The City of Sterling has undertaken the development of a Downtown Riverfront Redevelopment Plan to address current issues, challenges and opportunities confronting the Rock River Riverfront. The Plan provides a conceptual redevelopment plan for six functionally obsolete industrial sites, collectively referred to as the “Riverfront Redevelopment Sites.”

To address current issues, challenges and opportunities confronting the Riverfront, the City undertook the development of a Downtown Riverfront Redevelopment Plan. The City is at a unique point due to a culmination of events including the decline of industry in the area and the displacement of Downtown businesses as development transpires on the City’s periphery.
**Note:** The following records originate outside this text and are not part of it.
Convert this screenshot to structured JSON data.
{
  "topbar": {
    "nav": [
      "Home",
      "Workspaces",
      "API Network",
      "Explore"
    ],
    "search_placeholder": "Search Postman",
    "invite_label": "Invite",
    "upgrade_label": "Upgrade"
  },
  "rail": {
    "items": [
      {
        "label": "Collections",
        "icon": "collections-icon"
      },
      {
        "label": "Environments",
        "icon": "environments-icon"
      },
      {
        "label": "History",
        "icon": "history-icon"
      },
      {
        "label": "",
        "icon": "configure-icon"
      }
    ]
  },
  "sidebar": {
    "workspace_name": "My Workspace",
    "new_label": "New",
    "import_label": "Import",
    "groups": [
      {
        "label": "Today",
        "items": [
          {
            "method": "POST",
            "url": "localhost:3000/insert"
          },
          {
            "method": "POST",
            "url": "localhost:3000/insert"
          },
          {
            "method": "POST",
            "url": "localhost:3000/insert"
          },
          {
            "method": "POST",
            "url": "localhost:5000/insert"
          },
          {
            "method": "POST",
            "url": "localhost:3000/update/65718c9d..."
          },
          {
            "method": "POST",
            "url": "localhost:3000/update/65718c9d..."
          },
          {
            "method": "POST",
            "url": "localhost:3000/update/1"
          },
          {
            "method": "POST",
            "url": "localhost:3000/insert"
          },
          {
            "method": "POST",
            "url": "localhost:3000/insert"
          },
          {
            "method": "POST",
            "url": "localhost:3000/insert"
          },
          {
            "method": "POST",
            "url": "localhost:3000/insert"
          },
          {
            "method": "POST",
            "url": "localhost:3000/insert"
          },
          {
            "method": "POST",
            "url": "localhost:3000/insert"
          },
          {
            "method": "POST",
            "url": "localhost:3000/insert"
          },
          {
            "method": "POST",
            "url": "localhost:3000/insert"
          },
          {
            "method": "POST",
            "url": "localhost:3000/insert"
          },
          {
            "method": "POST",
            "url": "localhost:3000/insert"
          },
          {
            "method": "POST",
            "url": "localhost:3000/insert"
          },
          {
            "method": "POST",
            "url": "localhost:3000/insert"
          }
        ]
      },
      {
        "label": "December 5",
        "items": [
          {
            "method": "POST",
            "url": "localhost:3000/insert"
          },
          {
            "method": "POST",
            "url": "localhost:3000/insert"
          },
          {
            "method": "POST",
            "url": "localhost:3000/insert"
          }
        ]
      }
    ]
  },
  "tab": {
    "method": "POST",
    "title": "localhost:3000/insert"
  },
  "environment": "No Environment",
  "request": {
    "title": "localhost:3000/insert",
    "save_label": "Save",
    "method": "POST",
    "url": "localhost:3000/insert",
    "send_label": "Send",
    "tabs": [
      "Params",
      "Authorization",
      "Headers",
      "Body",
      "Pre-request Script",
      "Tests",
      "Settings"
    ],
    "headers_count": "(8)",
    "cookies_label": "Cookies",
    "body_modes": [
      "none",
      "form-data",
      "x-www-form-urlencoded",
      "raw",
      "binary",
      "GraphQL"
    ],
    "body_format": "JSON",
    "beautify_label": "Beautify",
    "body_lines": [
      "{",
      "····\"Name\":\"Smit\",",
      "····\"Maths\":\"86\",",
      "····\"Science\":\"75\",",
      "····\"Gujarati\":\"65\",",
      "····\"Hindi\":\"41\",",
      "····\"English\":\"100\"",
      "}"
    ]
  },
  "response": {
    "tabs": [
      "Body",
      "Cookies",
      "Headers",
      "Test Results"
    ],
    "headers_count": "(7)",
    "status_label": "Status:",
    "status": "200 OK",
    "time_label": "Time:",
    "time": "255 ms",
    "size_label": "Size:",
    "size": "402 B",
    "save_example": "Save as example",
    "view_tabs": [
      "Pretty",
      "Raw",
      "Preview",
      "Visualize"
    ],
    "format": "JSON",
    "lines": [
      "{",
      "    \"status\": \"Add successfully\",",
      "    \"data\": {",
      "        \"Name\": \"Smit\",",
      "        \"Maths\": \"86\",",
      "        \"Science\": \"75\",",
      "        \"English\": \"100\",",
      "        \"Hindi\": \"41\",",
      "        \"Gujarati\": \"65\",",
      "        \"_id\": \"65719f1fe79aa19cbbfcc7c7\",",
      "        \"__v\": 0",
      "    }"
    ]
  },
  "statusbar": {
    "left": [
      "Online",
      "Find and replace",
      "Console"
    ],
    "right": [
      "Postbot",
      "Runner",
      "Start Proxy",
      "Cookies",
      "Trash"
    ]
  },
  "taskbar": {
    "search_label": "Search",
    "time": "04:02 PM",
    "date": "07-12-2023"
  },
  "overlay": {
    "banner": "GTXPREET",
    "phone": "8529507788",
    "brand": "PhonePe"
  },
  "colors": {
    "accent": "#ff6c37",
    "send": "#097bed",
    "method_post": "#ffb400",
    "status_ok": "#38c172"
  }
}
To respond to these altering events, an inventive and implementable plan must be put into place. It is important that the Plan be grounded in market realities and incorporates the three pillars of sustainability: economic, environmental and cultural.


Sterling’s Downtown Riverfront Redevelopment Plan provides a conceptual redevelopment plan for several parcels of functionally obsolete industrial sites along the Rock River; and, potentially, adjoining areas. The area addressed could total more than 35 acres and cover nearly one mile of shoreline. The sites are characterized by aging, vacant structures and a gritty appearance. The Riverfront Redevelopment Plan provides an opportunity to address these issues in addition to future redevelopment along the Rock River.

The Downtown Riverfront Redevelopment Plan presents a “blueprint” to guide the City and other stakeholders in their efforts to reinvent and reclaim the Riverfront. A fundamental goal will be to establish the Riverfront as an amenity and destination rooted in the City’s historic past, while providing opportunities for the future.

As an amendment to the Comprehensive Plan, this Plan is the official, adopted policy guide for future development/redevelopment and design improvements along the Rock River riverfront. It sets forth goals, analyzes existing conditions and trends, and illustrates a long-range vision for the physical, social and economic characteristics of Sterling’s Riverfront.


To find out more information on the plans for the Sterling Riverfront Development Project, please visit the Houseal Lavigne Associates project website.


Documents

To view more details on the Riverfront Development Plan, please select the following documents:
Task Force Initiation Workshop Summary
Community Workshop 1 Summary
Visioning Summary 
Introduction (Interim Document)
Section 1: Community Outreach (Interim Document) 
Section 2: Market Analysis (Interim Document) 
Section 3: Existing Conditions Analysis (Interim Document) 
Section 4: Issues and Opportunities (Interim Document)     
Proposed Study Area Boundaries

To view the final draft of the Sterling Riverfront Redevelopment Plan, please click here.  Please note that this document is a very large file (47 MB).


Adaptive Reuse Study

The team at Gary W. Anderson Architects was tasked by the City of Sterling with identifying the design and cost feasibility associated with the adaptive resuse of Stanley/National and Lawrence Brothers properties, located along the Riverfront.  In 2011, the CIty of Sterling completed a Riverfront Redevelopment Plan and identified Stanley/National and Lawrence Brothers properties as key parcels for redevelopment.  The study process involved reviewing the existing conditions, assess improvement needs, and incorporate existing market analyses to propose an adaptive resuse strategy.

Gary W. Anderson Architects prepared design options, renovation cost estimates, and funding sources for the City of Sterling to pursue through public/private partnerships.  The development strategy demonstrates adaptive resuse as a viable approach that combines innovation, learning, living, and cultural expression. 

Gary W. Anderson Architects presented their study to the public at the City Council meeting on Monday March 18th, 2013.  Please find their presentation from the Council meeting here.  Please find their Adaptive Reuse Study here.